Japan launches 4th GPS-improving quasi-zenith satellite
System to be used for self-driving cars and precision agriculture
TANEGASHIMA (Kyodo) -- Japan on Tuesday successfully launched into orbit its fourth and final quasi-zenith satellite, aiming at creating a new system to improve the accuracy of global positioning data for a range of applications, including smartphones and vehicle navigation systems.
The satellite will work with three previously launched Michibiki satellites and the U.S. satellite network to provide more precise global positioning system services from fiscal 2018.
An H-2A rocket carrying the Michibiki No. 4 satellite lifted off at around 7 a.m. from the Tanegashima Space Center in Kagoshima Prefecture, southwestern Japan.
The upgraded GPS services are expected to be used for autonomous driving cars as well as to allow farm machinery to use more precise location data.

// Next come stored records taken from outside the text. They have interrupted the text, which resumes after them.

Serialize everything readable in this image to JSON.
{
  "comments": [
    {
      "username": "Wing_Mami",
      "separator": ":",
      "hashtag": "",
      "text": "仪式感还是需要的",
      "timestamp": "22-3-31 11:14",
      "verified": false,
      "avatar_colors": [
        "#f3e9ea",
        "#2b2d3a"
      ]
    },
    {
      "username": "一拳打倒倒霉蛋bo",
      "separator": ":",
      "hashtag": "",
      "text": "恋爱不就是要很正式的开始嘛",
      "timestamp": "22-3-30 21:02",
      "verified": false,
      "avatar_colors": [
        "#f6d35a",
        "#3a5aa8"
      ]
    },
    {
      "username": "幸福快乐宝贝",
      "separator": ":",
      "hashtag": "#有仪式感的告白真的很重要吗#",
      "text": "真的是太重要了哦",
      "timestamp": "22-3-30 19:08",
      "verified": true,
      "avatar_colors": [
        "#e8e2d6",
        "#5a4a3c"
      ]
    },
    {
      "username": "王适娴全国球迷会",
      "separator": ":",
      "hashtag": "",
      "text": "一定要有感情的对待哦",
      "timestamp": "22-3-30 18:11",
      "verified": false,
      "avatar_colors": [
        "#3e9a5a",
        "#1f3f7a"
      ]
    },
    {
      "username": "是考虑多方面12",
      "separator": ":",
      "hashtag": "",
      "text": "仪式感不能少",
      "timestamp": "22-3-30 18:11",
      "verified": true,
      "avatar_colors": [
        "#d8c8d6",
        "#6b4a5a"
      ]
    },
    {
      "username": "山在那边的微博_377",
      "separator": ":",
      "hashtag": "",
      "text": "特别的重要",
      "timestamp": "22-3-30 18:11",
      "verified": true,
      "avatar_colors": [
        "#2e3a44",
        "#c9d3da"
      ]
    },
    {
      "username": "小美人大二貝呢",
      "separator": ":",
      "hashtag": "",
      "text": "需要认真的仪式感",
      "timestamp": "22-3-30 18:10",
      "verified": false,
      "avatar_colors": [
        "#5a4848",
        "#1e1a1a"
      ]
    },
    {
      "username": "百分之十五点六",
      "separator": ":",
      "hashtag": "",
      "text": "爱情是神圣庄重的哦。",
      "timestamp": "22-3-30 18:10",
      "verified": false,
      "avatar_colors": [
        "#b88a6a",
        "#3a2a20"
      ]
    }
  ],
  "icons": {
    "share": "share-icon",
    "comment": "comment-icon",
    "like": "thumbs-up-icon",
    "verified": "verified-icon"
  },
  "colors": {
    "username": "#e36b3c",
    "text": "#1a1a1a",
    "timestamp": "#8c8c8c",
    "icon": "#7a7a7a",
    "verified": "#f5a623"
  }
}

The government aims to increase the number of satellites in orbit to seven in fiscal 2023 to build a "Japanese GPS," enabling the Japanese system to operate independently of the U.S. network, which Japan had previously fully depended on.